Thanks for the notes. I’ve had 2001 and 2007 in the past and was very impressed with the 2001. 2007 was strong for the vintage as well.

Epic notes Howard, on a fascinating tasting, which I also attended. It was intriguing to taste the wines alongside Tesseron’s outline of the historical context; from the shift from use of herbicide to going partially biodynamic in 2004, then fully in 2005, to the involvement of Michel Rolland in 2009 and 2010, which coincided with the 100 point scores from Parker. The wines all have great fruit and those that are currently approachable display textbook right bank Bordeaux components, which made Alfred’s stated preference for minimal oak seem plausible. Perhaps his niece and successor will live to see consumers uncouple the taste of oak from quality.

Alfred came across as a realist selling wine in a capricious market. The estate has been gradually embracing modern practices (biodynamics, flying winemakers, restrained oak) that look good in glossy brochures. When I think of Pontet-Canet I think of horses, yet there are currently only five for 81 ha. Alfred was coy about this. “We have tractors, but the photographer prefers horses.”

To his credit, he has refused micro-oxygenation and he recommends reading Steiner as a cure for insomnia. And his wines are delicious.

Is there even such thing as unoaked Bordeaux, or unoaked cabernet, from anywhere?

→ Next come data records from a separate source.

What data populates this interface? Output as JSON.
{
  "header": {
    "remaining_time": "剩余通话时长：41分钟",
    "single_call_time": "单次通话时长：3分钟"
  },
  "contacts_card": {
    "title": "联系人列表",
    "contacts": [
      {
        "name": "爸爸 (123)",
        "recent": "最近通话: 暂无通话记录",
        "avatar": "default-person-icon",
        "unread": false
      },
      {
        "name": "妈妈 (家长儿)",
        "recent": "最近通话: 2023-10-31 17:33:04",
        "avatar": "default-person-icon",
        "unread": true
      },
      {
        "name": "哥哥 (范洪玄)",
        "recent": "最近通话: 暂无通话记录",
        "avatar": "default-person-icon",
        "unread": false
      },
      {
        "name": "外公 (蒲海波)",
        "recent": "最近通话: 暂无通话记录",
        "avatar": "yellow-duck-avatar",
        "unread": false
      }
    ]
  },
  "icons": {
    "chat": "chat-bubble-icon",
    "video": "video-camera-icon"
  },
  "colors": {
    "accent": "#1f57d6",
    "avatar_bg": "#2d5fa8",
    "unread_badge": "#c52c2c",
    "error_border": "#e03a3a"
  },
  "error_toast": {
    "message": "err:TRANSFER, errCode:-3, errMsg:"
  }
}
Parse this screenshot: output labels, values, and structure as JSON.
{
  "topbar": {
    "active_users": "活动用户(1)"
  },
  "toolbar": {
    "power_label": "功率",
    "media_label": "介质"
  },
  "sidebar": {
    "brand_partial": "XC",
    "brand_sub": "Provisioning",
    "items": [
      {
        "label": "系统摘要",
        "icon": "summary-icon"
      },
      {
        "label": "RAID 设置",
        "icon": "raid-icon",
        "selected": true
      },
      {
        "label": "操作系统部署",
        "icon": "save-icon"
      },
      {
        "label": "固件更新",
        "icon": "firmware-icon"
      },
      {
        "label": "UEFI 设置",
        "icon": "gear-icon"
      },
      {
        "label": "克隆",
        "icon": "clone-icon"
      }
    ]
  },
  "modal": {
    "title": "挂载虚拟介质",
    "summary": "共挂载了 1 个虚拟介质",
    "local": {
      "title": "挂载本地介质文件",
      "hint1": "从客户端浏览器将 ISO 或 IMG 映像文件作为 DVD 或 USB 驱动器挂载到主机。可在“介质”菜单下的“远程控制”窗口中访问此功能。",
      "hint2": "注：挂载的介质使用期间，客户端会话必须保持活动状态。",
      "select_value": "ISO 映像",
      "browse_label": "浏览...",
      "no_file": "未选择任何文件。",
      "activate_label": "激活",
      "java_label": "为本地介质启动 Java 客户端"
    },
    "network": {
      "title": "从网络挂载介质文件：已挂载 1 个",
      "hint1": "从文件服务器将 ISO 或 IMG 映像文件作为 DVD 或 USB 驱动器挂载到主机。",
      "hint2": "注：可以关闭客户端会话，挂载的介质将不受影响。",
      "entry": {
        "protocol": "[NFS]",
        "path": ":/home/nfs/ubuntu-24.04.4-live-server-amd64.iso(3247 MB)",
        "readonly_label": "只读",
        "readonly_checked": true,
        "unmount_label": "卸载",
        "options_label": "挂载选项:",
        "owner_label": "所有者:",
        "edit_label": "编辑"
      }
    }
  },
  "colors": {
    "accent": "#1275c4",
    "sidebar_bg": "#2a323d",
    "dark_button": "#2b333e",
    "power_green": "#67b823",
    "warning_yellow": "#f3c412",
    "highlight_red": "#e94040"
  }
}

Or did he mean he would prefer to use less oak, or maybe no new oak?

Nice note s Howard, thank s
Just to see it in perspective if you give the 2009 vintage 93 points, what is in your opinion a 100 pointer?
Best regards

Harry, I’m not claiming any great science to my ratings. They are mainly to show my relative preference. I am not comfortable with anything being 100 points. I would reserve 96 to 99 points for a great wine experience eg a First Growth, DRC or D’Yquem from a great vintage, so my 95 for the '05 is a very good score. I can see how someone could see the '09 as perfection, it’s just not, at the moment, to my palate.

Chris, I agree. I understood “no oak” as old oak, large barrels.

Andrew, I agree with your comments and like your horses/ha point, that I missed.

Guillaume and Brady, the conundrum of the tasting was why were the '09 and '10 so different in character to the other wines? As '07 is atypical, it would have been good to have the '06 and '08 to see any trend that got him to the '09 and '10 style. Given his stated aversion to winemaking techniques, all Alfred offered as explanations were greater bioD, pick dates and improving vineyard management. One could however speculate about the influence of Michel Rolland from 2009 …

Fred, I saw you nailed my preferences between these vintages in another thread …

Mark, “unbalanced” is not the best descriptor for what I did not like in the '00. Perhaps better to say a bit flat, which people interpreted as either closed or very forward. Thierry interpreted it as prematurely evolved with the fruit drying out. I initially put this down to bottle variation but there were similar comments from Auckland where the bottles were from another source. However, others will be able to comment …

Neal, I agree that the '03 is very good in the context of a difficult vintage (the freshness), just that other vintages showed better IMO.

Cheers, Howard